> **Dataset items**:
= Beginning of Section =
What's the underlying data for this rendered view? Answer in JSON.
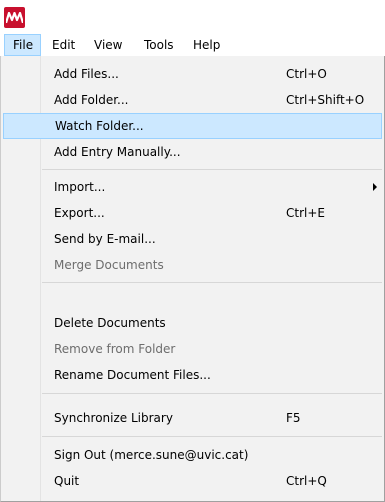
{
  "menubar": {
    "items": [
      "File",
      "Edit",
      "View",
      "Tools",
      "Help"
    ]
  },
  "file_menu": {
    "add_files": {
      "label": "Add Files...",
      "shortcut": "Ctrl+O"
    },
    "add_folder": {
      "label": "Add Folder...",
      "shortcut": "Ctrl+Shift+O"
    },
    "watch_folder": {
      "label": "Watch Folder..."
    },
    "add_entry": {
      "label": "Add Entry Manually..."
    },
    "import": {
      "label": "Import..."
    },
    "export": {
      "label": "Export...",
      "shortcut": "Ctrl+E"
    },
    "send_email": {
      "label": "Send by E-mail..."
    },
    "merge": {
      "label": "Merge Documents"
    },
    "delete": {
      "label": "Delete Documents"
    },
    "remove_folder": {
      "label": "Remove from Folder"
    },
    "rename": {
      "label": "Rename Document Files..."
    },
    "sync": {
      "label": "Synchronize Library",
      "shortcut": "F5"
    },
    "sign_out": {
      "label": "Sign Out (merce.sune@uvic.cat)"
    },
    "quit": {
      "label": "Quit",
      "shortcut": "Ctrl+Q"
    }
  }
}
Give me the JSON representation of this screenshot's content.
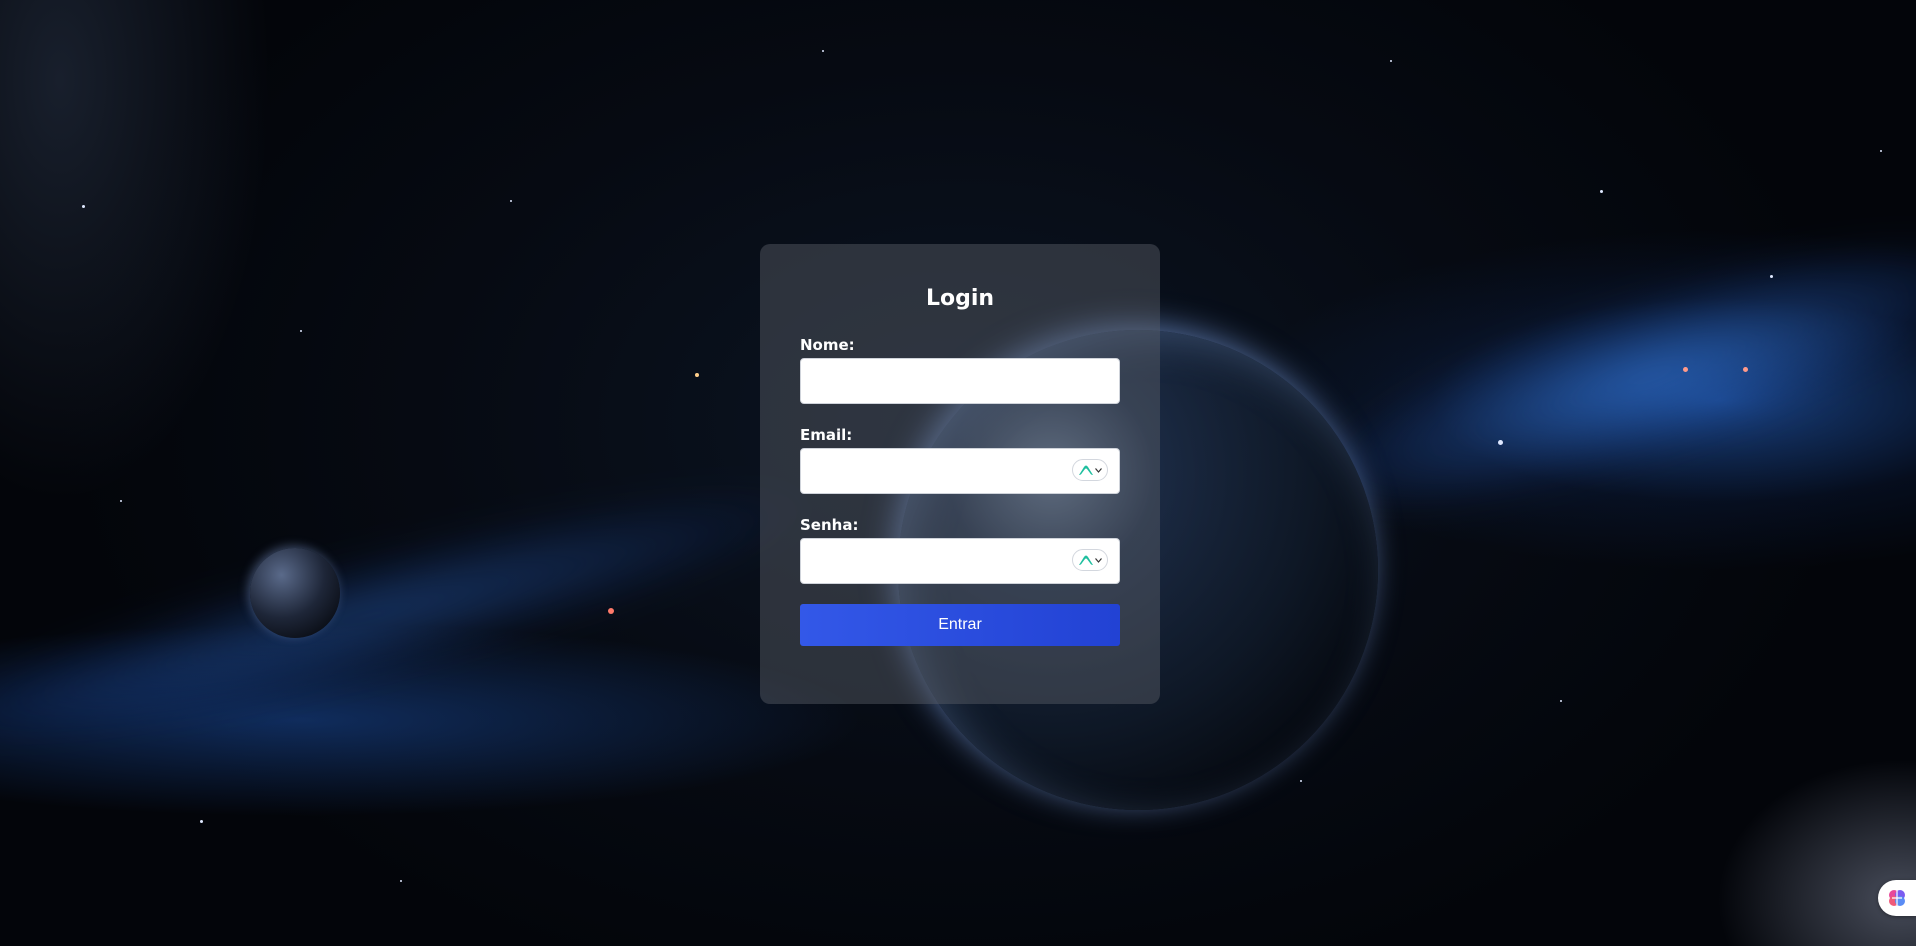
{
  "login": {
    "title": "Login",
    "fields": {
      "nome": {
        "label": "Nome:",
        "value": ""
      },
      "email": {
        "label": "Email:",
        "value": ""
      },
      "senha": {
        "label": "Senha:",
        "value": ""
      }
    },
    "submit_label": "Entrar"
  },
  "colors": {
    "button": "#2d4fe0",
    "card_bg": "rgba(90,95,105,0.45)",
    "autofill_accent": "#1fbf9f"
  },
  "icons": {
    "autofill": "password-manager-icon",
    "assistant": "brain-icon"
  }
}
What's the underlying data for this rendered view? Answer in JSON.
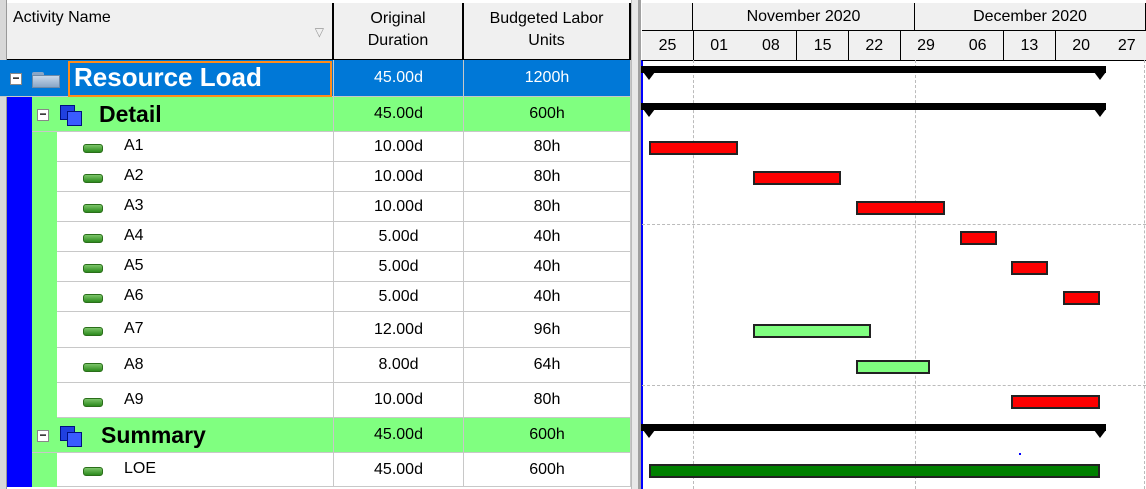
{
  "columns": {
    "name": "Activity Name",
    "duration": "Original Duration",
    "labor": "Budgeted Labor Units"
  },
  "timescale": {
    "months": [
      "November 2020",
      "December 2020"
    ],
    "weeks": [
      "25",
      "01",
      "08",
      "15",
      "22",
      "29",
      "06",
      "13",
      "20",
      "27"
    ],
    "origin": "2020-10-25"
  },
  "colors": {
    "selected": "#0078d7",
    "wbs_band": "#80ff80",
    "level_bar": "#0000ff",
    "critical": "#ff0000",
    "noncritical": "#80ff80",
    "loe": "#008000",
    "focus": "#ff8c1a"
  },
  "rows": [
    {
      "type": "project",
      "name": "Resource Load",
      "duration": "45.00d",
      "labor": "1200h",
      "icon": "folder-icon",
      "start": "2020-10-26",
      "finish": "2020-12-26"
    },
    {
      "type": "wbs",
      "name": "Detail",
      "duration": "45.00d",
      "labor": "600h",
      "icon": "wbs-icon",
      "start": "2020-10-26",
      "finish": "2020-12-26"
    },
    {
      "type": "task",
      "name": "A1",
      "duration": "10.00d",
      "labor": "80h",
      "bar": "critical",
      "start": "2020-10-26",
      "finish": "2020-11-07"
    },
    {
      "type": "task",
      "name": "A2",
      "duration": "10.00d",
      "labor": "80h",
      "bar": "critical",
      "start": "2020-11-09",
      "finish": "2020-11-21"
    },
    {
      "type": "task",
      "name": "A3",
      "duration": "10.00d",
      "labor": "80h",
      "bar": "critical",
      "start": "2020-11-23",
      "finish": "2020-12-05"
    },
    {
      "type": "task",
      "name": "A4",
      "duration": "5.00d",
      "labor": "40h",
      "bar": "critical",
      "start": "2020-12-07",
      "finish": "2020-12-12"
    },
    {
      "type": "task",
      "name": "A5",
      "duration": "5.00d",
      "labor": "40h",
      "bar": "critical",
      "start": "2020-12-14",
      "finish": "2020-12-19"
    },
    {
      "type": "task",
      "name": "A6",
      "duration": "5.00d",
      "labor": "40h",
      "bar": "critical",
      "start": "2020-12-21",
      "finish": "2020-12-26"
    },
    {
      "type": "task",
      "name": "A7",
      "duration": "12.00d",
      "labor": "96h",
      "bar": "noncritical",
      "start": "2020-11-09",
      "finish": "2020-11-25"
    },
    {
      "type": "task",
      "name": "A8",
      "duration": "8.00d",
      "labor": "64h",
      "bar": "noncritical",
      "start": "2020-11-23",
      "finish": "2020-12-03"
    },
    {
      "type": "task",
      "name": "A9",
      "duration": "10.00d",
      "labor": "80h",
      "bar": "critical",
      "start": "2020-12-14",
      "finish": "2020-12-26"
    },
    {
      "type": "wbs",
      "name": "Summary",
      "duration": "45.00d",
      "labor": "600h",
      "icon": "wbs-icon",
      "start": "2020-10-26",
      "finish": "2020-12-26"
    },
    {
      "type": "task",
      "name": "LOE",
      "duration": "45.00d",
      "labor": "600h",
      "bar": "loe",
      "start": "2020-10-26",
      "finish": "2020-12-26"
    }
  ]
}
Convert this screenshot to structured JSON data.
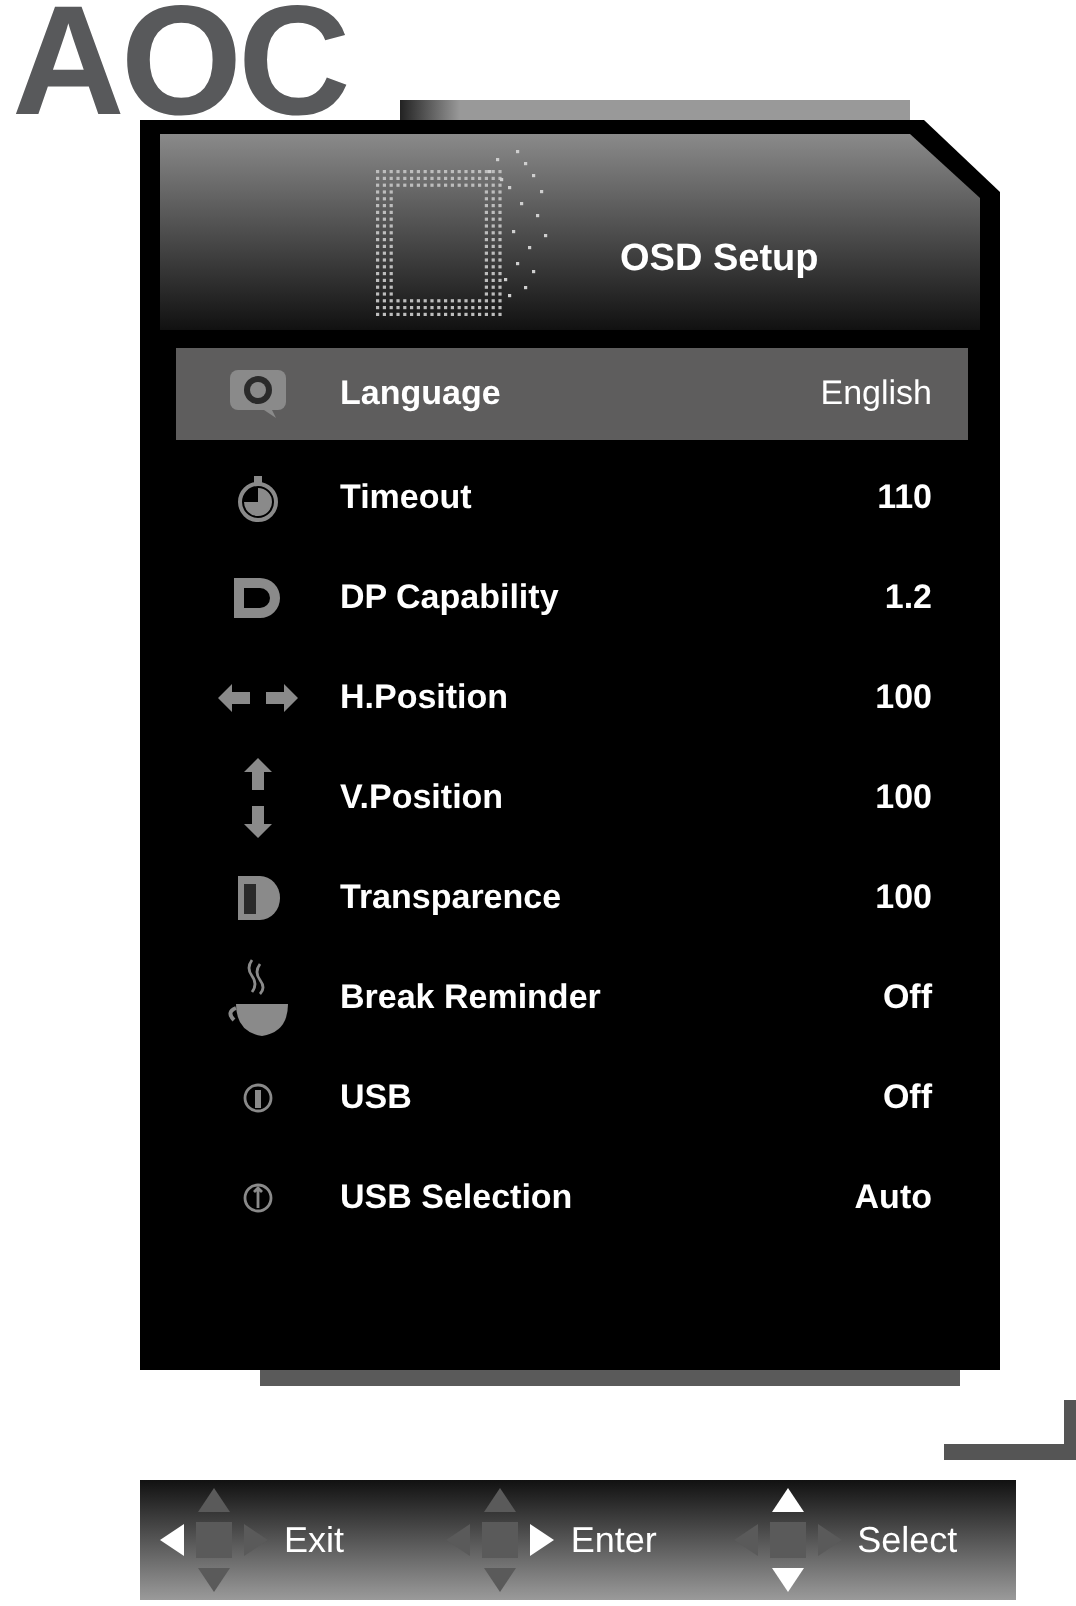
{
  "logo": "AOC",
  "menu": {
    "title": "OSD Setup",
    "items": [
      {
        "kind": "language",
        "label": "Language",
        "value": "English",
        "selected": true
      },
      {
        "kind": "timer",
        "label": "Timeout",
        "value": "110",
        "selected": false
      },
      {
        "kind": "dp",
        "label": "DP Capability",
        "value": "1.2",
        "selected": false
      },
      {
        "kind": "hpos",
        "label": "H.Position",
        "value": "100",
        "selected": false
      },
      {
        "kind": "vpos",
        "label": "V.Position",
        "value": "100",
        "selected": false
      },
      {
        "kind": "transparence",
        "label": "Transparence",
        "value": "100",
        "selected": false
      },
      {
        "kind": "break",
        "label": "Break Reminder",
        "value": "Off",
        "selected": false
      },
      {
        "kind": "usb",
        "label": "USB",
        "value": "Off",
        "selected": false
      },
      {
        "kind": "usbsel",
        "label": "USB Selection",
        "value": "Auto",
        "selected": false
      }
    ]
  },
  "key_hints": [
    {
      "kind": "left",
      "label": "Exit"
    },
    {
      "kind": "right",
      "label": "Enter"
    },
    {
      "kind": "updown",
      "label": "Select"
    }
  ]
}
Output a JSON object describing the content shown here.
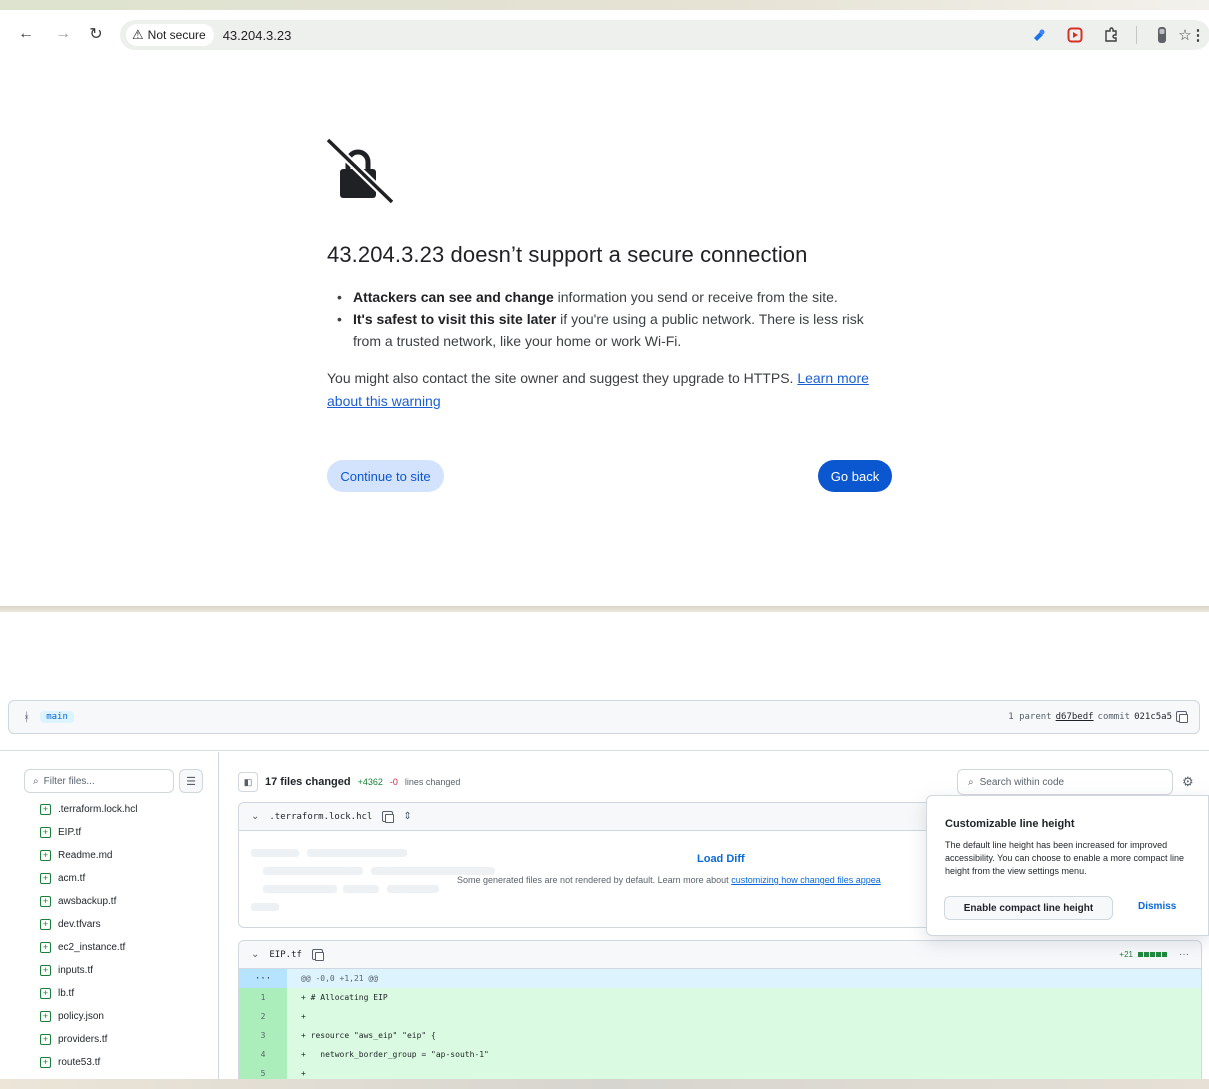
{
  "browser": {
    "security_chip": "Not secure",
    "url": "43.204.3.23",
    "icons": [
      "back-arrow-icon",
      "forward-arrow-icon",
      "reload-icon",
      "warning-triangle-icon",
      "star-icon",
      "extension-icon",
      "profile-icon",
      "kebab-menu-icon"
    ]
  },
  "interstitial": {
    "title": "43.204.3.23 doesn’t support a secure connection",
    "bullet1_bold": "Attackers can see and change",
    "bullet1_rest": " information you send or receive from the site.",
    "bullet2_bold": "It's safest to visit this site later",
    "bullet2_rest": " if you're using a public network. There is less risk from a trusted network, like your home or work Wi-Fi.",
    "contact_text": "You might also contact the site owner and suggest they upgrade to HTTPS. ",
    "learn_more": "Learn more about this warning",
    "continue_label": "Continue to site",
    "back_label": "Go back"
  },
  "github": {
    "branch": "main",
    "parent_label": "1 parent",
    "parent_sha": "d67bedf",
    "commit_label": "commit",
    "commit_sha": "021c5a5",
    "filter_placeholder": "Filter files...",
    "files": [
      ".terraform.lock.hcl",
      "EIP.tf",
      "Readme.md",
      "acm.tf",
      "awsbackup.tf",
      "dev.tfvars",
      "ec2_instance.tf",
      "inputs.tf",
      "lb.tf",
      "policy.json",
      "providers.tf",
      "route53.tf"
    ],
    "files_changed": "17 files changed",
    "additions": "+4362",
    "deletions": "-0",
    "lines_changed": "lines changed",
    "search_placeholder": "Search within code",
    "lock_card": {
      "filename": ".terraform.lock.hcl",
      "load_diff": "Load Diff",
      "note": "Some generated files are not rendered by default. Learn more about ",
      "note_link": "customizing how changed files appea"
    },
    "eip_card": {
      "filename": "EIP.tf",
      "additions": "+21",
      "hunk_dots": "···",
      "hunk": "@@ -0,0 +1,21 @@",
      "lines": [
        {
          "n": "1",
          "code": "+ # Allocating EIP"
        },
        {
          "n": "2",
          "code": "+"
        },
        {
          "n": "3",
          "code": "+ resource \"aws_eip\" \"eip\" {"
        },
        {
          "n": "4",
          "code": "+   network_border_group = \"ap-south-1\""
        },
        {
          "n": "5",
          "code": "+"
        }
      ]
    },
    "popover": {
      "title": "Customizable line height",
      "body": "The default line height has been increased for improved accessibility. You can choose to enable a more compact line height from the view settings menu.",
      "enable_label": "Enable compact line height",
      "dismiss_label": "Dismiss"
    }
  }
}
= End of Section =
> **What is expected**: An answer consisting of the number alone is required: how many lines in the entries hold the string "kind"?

> **Solution to the problem**: 12